There are many methods to repair a type IV cleft, primarily because none of the approaches is ideal. The dilemmas fundamentally relate to issues of access and issues of oxygenation. Access may be through a lateral thoracotomy approach, a transsternal approach, or a cervical approach, either transtracheally or from an extended lateral pharyngotomy. Oxygenation may be achieved with the use of intubation, extracorporeal membrane oxygenation, or cardiopulmonary bypass. Having had experience with all of these methods, our current preference is to perform a transcervical repair whereby the upper trachea is exposed and transected at the lower border of the cricoid cartilage. The trachea distal to the transection is then “peeled up” off the esophagus. This is achieved by dividing the mucosa on either side of the cleft at the apex of the tracheoesophageal mucosal junction. The dissection is continued down to the apex of the cleft and, ideally, is continued a few millimeters into the tracheoesophageal groove distal to the apex of the cleft. In most children with a long laryngeal cleft, the trachea is relatively short, and this can therefore be achieved through a transcervical approach. However, if access is cramped, a limited sternotomy improves access. During this procedure, oxygenation may be obtained by an endotracheal tube placed in the trachea with the tip of the tube lying in the right mainstem bronchus. The left lung is partially ventilated through the Murphy eye of the endotracheal tube, which should lie at the carinal level. The proximal aspect of the laryngeal cleft can then be dissected, commencing at the lower border of the cricoid and progressing proximally to the arytenoids. Performing a complete laryngofissure is an option to improve access if required. The esophageal aspect of the cleft is then repaired with interrupted sutures, with the knots placed in the esophageal lumen. At this point, an interposition graft may be placed from beyond the carina up to the arytenoids; we recommend sternal periosteum as an ideal graft material because it is abundant and readily available. The posterior trachea may then be repaired in a distal to proximal fashion, with the repair being performed from the posterior aspect of the trachea. This approach permits oxygenation, as the endotracheal tube remains in position while the posterior trachea is repaired. Once the distal trachea has been repaired, the proximal tracheal mucosa may be repaired from the lower border of the cricoid cartilage to the arytenoids. The transected trachea may then be reconnected to the cricoid cartilage. The problem with this approach is that the posterior tracheal mucosa will have a 4-point anastomosis at the lower border of the cricoid, and is therefore at a higher risk of dehiscence. However, if the interposition graft and the esophageal mucosa are intact, the tracheal dehiscence eventually heals. In the event that a TEF redevelops at this site, it is easier to manage and repair than a dehiscence close to the carina.

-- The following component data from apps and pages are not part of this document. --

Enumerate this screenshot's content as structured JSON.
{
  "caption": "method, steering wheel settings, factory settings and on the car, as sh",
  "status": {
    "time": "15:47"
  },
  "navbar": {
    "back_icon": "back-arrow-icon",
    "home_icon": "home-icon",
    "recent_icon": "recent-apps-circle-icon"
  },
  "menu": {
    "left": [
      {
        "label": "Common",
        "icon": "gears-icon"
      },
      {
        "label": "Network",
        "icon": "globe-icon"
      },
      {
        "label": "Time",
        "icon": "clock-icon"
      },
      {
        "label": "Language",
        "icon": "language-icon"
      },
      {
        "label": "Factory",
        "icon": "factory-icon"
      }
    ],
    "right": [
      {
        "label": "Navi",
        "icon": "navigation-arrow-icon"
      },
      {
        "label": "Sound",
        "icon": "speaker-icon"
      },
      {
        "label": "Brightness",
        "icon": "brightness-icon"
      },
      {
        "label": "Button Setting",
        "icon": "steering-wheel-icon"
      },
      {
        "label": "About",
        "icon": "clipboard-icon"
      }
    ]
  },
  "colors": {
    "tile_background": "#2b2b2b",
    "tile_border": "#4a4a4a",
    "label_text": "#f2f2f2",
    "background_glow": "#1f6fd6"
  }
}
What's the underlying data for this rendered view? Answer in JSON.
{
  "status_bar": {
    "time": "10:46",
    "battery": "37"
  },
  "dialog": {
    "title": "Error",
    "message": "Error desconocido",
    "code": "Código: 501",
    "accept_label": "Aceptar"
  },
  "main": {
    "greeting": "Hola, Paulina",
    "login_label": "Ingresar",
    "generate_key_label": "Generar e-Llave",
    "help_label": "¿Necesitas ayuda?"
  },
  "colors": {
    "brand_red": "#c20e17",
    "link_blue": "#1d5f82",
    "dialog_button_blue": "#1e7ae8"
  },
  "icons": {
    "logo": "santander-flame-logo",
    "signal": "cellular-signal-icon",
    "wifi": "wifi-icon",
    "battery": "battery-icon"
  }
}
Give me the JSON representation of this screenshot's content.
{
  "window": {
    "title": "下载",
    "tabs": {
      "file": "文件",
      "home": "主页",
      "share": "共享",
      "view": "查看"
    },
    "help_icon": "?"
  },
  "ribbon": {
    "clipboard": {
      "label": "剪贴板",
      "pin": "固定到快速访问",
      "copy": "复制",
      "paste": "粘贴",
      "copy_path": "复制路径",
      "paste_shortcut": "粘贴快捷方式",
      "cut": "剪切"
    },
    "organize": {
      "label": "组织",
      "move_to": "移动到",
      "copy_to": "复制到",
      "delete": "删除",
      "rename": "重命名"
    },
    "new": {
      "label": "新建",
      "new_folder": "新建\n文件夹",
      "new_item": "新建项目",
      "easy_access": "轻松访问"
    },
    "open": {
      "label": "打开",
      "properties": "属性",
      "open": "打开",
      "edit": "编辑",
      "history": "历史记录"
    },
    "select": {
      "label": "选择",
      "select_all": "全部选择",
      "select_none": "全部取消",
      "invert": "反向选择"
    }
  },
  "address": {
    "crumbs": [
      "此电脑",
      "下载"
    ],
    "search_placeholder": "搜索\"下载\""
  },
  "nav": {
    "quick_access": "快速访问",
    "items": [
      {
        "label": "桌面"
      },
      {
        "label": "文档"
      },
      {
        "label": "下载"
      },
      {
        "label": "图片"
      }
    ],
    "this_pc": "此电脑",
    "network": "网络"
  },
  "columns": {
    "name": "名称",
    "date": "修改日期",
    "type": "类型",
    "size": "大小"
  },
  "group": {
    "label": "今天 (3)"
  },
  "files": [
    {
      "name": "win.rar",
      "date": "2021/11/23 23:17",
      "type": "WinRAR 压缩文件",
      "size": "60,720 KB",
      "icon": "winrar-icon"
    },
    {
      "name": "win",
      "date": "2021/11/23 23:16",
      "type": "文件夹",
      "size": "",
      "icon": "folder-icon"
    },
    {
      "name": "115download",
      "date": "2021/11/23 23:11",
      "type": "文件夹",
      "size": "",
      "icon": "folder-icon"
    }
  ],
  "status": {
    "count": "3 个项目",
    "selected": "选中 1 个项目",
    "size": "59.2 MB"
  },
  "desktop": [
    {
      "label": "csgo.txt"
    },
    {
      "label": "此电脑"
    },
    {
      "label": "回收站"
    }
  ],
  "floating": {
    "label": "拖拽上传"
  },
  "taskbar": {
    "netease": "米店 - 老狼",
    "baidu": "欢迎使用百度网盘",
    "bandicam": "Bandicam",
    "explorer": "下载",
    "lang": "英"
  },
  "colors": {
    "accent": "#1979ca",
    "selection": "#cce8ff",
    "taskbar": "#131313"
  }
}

To minimize the pressure on the suture line, we recommend managing the postoperative airway with a transnasal endotracheal tube. Although placement of a tracheotomy tube is inevitable, if this can be delayed for 2 or 3 weeks following surgery, the tip of the tracheotomy tube will not be as great a threat to the integrity of the distal repair. A stormy postoperative course is routine in these children.